**Required work**: Copy out the entries exactly, from the first line to the last.

**Entries supplied**:

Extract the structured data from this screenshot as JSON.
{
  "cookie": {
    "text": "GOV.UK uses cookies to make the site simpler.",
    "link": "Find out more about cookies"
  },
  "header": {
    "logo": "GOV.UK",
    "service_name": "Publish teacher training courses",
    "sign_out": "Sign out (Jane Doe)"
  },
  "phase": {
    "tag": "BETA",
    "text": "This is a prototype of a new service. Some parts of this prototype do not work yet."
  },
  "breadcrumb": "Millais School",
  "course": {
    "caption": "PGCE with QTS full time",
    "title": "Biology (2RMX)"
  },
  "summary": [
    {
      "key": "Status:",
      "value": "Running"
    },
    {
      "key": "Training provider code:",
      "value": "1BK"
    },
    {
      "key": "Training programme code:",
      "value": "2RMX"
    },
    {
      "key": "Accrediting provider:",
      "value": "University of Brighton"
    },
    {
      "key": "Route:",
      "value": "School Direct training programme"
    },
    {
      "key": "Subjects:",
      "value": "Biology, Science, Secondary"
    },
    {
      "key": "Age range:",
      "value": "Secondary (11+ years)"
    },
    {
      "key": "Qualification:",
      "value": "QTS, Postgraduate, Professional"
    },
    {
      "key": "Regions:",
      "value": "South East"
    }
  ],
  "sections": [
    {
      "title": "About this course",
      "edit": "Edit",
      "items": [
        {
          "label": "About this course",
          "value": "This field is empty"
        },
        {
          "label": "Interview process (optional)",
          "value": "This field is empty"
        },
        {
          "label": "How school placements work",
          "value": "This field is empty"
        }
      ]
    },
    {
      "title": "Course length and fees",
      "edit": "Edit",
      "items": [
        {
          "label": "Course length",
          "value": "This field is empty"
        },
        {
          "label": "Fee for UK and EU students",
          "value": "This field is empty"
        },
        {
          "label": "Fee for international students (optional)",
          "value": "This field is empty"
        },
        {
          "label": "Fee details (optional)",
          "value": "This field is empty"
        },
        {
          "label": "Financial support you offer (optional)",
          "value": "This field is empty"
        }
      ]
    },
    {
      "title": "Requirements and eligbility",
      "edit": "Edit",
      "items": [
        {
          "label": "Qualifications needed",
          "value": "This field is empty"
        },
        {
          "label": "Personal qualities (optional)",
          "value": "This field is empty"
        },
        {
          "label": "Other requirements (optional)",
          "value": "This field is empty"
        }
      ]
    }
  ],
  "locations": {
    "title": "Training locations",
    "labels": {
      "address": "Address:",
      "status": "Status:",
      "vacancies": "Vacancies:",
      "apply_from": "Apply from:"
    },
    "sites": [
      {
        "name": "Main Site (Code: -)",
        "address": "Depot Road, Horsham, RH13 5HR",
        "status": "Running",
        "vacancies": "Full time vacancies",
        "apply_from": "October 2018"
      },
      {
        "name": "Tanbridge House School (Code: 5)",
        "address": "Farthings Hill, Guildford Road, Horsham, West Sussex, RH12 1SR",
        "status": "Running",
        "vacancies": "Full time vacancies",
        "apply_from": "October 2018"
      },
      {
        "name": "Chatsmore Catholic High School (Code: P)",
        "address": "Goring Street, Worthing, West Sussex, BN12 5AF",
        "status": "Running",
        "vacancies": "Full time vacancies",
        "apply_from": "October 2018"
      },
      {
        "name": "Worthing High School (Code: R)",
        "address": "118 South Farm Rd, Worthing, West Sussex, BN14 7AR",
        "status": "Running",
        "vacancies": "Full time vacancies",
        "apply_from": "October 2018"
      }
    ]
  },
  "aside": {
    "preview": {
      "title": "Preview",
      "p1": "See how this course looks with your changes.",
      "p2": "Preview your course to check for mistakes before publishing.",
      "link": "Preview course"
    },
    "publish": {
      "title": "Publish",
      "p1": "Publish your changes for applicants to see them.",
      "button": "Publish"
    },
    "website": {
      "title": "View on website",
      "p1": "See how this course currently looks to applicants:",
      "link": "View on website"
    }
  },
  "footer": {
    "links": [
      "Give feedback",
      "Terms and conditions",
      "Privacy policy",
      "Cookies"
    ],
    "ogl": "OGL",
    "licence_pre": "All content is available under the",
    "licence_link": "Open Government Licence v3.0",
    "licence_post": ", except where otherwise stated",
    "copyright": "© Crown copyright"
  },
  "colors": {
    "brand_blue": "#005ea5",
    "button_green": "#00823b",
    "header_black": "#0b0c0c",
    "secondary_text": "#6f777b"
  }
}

**Solution to this exercise**:
Extract the structured data from this screenshot as JSON.
{
  "cookie": {
    "text": "GOV.UK uses cookies to make the site simpler.",
    "link": "Find out more about cookies"
  },
  "header": {
    "logo": "GOV.UK",
    "service_name": "Publish teacher training courses",
    "sign_out": "Sign out (Jane Doe)"
  },
  "phase": {
    "tag": "BETA",
    "text": "This is a prototype of a new service. Some parts of this prototype do not work yet."
  },
  "breadcrumb": "Millais School",
  "course": {
    "caption": "PGCE with QTS full time",
    "title": "Biology (2RMX)"
  },
  "summary": [
    {
      "key": "Status:",
      "value": "Running"
    },
    {
      "key": "Training provider code:",
      "value": "1BK"
    },
    {
      "key": "Training programme code:",
      "value": "2RMX"
    },
    {
      "key": "Accrediting provider:",
      "value": "University of Brighton"
    },
    {
      "key": "Route:",
      "value": "School Direct training programme"
    },
    {
      "key": "Subjects:",
      "value": "Biology, Science, Secondary"
    },
    {
      "key": "Age range:",
      "value": "Secondary (11+ years)"
    },
    {
      "key": "Qualification:",
      "value": "QTS, Postgraduate, Professional"
    },
    {
      "key": "Regions:",
      "value": "South East"
    }
  ],
  "sections": [
    {
      "title": "About this course",
      "edit": "Edit",
      "items": [
        {
          "label": "About this course",
          "value": "This field is empty"
        },
        {
          "label": "Interview process (optional)",
          "value": "This field is empty"
        },
        {
          "label": "How school placements work",
          "value": "This field is empty"
        }
      ]
    },
    {
      "title": "Course length and fees",
      "edit": "Edit",
      "items": [
        {
          "label": "Course length",
          "value": "This field is empty"
        },
        {
          "label": "Fee for UK and EU students",
          "value": "This field is empty"
        },
        {
          "label": "Fee for international students (optional)",
          "value": "This field is empty"
        },
        {
          "label": "Fee details (optional)",
          "value": "This field is empty"
        },
        {
          "label": "Financial support you offer (optional)",
          "value": "This field is empty"
        }
      ]
    },
    {
      "title": "Requirements and eligbility",
      "edit": "Edit",
      "items": [
        {
          "label": "Qualifications needed",
          "value": "This field is empty"
        },
        {
          "label": "Personal qualities (optional)",
          "value": "This field is empty"
        },
        {
          "label": "Other requirements (optional)",
          "value": "This field is empty"
        }
      ]
    }
  ],
  "locations": {
    "title": "Training locations",
    "labels": {
      "address": "Address:",
      "status": "Status:",
      "vacancies": "Vacancies:",
      "apply_from": "Apply from:"
    },
    "sites": [
      {
        "name": "Main Site (Code: -)",
        "address": "Depot Road, Horsham, RH13 5HR",
        "status": "Running",
        "vacancies": "Full time vacancies",
        "apply_from": "October 2018"
      },
      {
        "name": "Tanbridge House School (Code: 5)",
        "address": "Farthings Hill, Guildford Road, Horsham, West Sussex, RH12 1SR",
        "status": "Running",
        "vacancies": "Full time vacancies",
        "apply_from": "October 2018"
      },
      {
        "name": "Chatsmore Catholic High School (Code: P)",
        "address": "Goring Street, Worthing, West Sussex, BN12 5AF",
        "status": "Running",
        "vacancies": "Full time vacancies",
        "apply_from": "October 2018"
      },
      {
        "name": "Worthing High School (Code: R)",
        "address": "118 South Farm Rd, Worthing, West Sussex, BN14 7AR",
        "status": "Running",
        "vacancies": "Full time vacancies",
        "apply_from": "October 2018"
      }
    ]
  },
  "aside": {
    "preview": {
      "title": "Preview",
      "p1": "See how this course looks with your changes.",
      "p2": "Preview your course to check for mistakes before publishing.",
      "link": "Preview course"
    },
    "publish": {
      "title": "Publish",
      "p1": "Publish your changes for applicants to see them.",
      "button": "Publish"
    },
    "website": {
      "title": "View on website",
      "p1": "See how this course currently looks to applicants:",
      "link": "View on website"
    }
  },
  "footer": {
    "links": [
      "Give feedback",
      "Terms and conditions",
      "Privacy policy",
      "Cookies"
    ],
    "ogl": "OGL",
    "licence_pre": "All content is available under the",
    "licence_link": "Open Government Licence v3.0",
    "licence_post": ", except where otherwise stated",
    "copyright": "© Crown copyright"
  },
  "colors": {
    "brand_blue": "#005ea5",
    "button_green": "#00823b",
    "header_black": "#0b0c0c",
    "secondary_text": "#6f777b"
  }
}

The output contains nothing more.